AIM OF THE EXERCISE: Word for word, restate all of the data shown below.
════════
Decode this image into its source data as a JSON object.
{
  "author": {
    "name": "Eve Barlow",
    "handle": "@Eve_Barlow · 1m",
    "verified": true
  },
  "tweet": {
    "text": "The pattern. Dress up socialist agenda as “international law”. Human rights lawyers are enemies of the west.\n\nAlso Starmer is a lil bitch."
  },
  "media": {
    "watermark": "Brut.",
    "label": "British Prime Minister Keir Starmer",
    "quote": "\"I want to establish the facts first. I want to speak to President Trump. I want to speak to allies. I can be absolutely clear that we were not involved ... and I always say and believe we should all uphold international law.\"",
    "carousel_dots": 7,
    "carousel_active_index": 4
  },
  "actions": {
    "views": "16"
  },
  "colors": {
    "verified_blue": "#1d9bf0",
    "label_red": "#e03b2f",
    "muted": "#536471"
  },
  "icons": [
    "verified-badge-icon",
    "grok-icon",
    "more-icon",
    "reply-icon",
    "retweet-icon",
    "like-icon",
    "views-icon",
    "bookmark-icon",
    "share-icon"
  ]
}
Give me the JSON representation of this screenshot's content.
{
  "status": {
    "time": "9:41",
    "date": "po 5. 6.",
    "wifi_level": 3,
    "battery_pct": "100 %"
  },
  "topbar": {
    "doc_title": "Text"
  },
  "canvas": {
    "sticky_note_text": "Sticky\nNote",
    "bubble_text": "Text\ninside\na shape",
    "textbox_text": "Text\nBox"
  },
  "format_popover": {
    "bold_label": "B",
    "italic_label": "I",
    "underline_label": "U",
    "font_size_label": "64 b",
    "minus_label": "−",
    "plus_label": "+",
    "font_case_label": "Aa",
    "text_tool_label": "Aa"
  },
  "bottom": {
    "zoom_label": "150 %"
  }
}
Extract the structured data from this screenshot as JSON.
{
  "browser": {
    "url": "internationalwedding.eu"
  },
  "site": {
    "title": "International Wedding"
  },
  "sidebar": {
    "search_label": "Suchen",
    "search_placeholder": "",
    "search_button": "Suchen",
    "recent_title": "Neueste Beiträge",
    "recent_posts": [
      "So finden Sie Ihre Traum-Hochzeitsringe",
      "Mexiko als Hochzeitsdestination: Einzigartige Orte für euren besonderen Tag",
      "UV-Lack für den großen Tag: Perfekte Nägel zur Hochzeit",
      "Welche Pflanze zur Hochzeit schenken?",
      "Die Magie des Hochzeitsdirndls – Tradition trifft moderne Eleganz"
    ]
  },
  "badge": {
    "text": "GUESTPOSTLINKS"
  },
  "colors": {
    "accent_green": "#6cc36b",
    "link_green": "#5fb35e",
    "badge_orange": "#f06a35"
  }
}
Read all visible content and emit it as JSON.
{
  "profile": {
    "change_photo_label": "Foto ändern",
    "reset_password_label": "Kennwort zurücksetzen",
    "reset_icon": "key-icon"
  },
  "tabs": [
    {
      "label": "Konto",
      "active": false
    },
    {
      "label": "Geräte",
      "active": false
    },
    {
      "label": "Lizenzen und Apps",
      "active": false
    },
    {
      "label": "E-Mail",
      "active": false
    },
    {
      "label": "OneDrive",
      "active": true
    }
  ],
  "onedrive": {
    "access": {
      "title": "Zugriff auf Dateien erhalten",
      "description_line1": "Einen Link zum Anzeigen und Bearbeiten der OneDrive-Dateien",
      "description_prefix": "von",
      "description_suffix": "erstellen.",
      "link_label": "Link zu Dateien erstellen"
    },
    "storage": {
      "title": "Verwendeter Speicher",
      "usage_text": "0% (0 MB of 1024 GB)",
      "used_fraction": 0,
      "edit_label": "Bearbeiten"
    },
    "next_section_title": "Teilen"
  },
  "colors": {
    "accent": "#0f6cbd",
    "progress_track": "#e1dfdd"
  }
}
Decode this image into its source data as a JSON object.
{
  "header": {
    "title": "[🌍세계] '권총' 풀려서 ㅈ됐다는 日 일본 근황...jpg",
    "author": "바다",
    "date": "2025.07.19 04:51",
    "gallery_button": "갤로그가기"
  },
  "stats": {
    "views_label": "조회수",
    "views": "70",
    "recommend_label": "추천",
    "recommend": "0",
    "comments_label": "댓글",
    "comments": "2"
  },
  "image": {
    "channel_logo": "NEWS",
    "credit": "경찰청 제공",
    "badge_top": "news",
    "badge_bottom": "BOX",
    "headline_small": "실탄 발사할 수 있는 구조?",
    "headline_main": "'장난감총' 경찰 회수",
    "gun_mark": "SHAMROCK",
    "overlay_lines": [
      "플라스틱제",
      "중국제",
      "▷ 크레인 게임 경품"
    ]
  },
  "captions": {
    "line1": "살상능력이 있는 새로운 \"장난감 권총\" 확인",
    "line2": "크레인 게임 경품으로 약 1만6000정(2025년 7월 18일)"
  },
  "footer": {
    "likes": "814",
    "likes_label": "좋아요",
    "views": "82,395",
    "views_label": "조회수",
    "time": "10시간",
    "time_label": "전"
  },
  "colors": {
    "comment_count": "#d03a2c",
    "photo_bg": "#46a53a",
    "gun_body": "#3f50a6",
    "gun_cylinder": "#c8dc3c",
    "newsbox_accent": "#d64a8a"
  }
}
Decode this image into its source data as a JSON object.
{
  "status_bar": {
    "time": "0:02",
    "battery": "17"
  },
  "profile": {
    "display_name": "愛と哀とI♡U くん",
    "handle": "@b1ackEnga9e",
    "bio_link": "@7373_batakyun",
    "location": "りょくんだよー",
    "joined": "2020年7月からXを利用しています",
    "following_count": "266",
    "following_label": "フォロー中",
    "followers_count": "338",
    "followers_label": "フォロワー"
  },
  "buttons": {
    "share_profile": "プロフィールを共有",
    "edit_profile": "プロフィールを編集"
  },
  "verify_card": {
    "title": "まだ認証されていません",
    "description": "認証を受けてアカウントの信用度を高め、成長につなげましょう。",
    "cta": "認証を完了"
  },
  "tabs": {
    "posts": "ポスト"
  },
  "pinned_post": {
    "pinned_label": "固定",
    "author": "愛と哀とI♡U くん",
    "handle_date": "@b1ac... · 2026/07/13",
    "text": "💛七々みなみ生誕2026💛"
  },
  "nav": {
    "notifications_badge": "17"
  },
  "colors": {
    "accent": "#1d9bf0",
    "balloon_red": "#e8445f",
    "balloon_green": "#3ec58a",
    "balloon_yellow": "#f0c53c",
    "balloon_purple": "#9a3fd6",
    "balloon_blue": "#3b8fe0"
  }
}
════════
EXPECTED ANSWER:
Decode this image into its source data as a JSON object.
{
  "author": {
    "name": "Eve Barlow",
    "handle": "@Eve_Barlow · 1m",
    "verified": true
  },
  "tweet": {
    "text": "The pattern. Dress up socialist agenda as “international law”. Human rights lawyers are enemies of the west.\n\nAlso Starmer is a lil bitch."
  },
  "media": {
    "watermark": "Brut.",
    "label": "British Prime Minister Keir Starmer",
    "quote": "\"I want to establish the facts first. I want to speak to President Trump. I want to speak to allies. I can be absolutely clear that we were not involved ... and I always say and believe we should all uphold international law.\"",
    "carousel_dots": 7,
    "carousel_active_index": 4
  },
  "actions": {
    "views": "16"
  },
  "colors": {
    "verified_blue": "#1d9bf0",
    "label_red": "#e03b2f",
    "muted": "#536471"
  },
  "icons": [
    "verified-badge-icon",
    "grok-icon",
    "more-icon",
    "reply-icon",
    "retweet-icon",
    "like-icon",
    "views-icon",
    "bookmark-icon",
    "share-icon"
  ]
}
Give me the JSON representation of this screenshot's content.
{
  "status": {
    "time": "9:41",
    "date": "po 5. 6.",
    "wifi_level": 3,
    "battery_pct": "100 %"
  },
  "topbar": {
    "doc_title": "Text"
  },
  "canvas": {
    "sticky_note_text": "Sticky\nNote",
    "bubble_text": "Text\ninside\na shape",
    "textbox_text": "Text\nBox"
  },
  "format_popover": {
    "bold_label": "B",
    "italic_label": "I",
    "underline_label": "U",
    "font_size_label": "64 b",
    "minus_label": "−",
    "plus_label": "+",
    "font_case_label": "Aa",
    "text_tool_label": "Aa"
  },
  "bottom": {
    "zoom_label": "150 %"
  }
}
Extract the structured data from this screenshot as JSON.
{
  "browser": {
    "url": "internationalwedding.eu"
  },
  "site": {
    "title": "International Wedding"
  },
  "sidebar": {
    "search_label": "Suchen",
    "search_placeholder": "",
    "search_button": "Suchen",
    "recent_title": "Neueste Beiträge",
    "recent_posts": [
      "So finden Sie Ihre Traum-Hochzeitsringe",
      "Mexiko als Hochzeitsdestination: Einzigartige Orte für euren besonderen Tag",
      "UV-Lack für den großen Tag: Perfekte Nägel zur Hochzeit",
      "Welche Pflanze zur Hochzeit schenken?",
      "Die Magie des Hochzeitsdirndls – Tradition trifft moderne Eleganz"
    ]
  },
  "badge": {
    "text": "GUESTPOSTLINKS"
  },
  "colors": {
    "accent_green": "#6cc36b",
    "link_green": "#5fb35e",
    "badge_orange": "#f06a35"
  }
}
Read all visible content and emit it as JSON.
{
  "profile": {
    "change_photo_label": "Foto ändern",
    "reset_password_label": "Kennwort zurücksetzen",
    "reset_icon": "key-icon"
  },
  "tabs": [
    {
      "label": "Konto",
      "active": false
    },
    {
      "label": "Geräte",
      "active": false
    },
    {
      "label": "Lizenzen und Apps",
      "active": false
    },
    {
      "label": "E-Mail",
      "active": false
    },
    {
      "label": "OneDrive",
      "active": true
    }
  ],
  "onedrive": {
    "access": {
      "title": "Zugriff auf Dateien erhalten",
      "description_line1": "Einen Link zum Anzeigen und Bearbeiten der OneDrive-Dateien",
      "description_prefix": "von",
      "description_suffix": "erstellen.",
      "link_label": "Link zu Dateien erstellen"
    },
    "storage": {
      "title": "Verwendeter Speicher",
      "usage_text": "0% (0 MB of 1024 GB)",
      "used_fraction": 0,
      "edit_label": "Bearbeiten"
    },
    "next_section_title": "Teilen"
  },
  "colors": {
    "accent": "#0f6cbd",
    "progress_track": "#e1dfdd"
  }
}
Decode this image into its source data as a JSON object.
{
  "header": {
    "title": "[🌍세계] '권총' 풀려서 ㅈ됐다는 日 일본 근황...jpg",
    "author": "바다",
    "date": "2025.07.19 04:51",
    "gallery_button": "갤로그가기"
  },
  "stats": {
    "views_label": "조회수",
    "views": "70",
    "recommend_label": "추천",
    "recommend": "0",
    "comments_label": "댓글",
    "comments": "2"
  },
  "image": {
    "channel_logo": "NEWS",
    "credit": "경찰청 제공",
    "badge_top": "news",
    "badge_bottom": "BOX",
    "headline_small": "실탄 발사할 수 있는 구조?",
    "headline_main": "'장난감총' 경찰 회수",
    "gun_mark": "SHAMROCK",
    "overlay_lines": [
      "플라스틱제",
      "중국제",
      "▷ 크레인 게임 경품"
    ]
  },
  "captions": {
    "line1": "살상능력이 있는 새로운 \"장난감 권총\" 확인",
    "line2": "크레인 게임 경품으로 약 1만6000정(2025년 7월 18일)"
  },
  "footer": {
    "likes": "814",
    "likes_label": "좋아요",
    "views": "82,395",
    "views_label": "조회수",
    "time": "10시간",
    "time_label": "전"
  },
  "colors": {
    "comment_count": "#d03a2c",
    "photo_bg": "#46a53a",
    "gun_body": "#3f50a6",
    "gun_cylinder": "#c8dc3c",
    "newsbox_accent": "#d64a8a"
  }
}
Decode this image into its source data as a JSON object.
{
  "status_bar": {
    "time": "0:02",
    "battery": "17"
  },
  "profile": {
    "display_name": "愛と哀とI♡U くん",
    "handle": "@b1ackEnga9e",
    "bio_link": "@7373_batakyun",
    "location": "りょくんだよー",
    "joined": "2020年7月からXを利用しています",
    "following_count": "266",
    "following_label": "フォロー中",
    "followers_count": "338",
    "followers_label": "フォロワー"
  },
  "buttons": {
    "share_profile": "プロフィールを共有",
    "edit_profile": "プロフィールを編集"
  },
  "verify_card": {
    "title": "まだ認証されていません",
    "description": "認証を受けてアカウントの信用度を高め、成長につなげましょう。",
    "cta": "認証を完了"
  },
  "tabs": {
    "posts": "ポスト"
  },
  "pinned_post": {
    "pinned_label": "固定",
    "author": "愛と哀とI♡U くん",
    "handle_date": "@b1ac... · 2026/07/13",
    "text": "💛七々みなみ生誕2026💛"
  },
  "nav": {
    "notifications_badge": "17"
  },
  "colors": {
    "accent": "#1d9bf0",
    "balloon_red": "#e8445f",
    "balloon_green": "#3ec58a",
    "balloon_yellow": "#f0c53c",
    "balloon_purple": "#9a3fd6",
    "balloon_blue": "#3b8fe0"
  }
}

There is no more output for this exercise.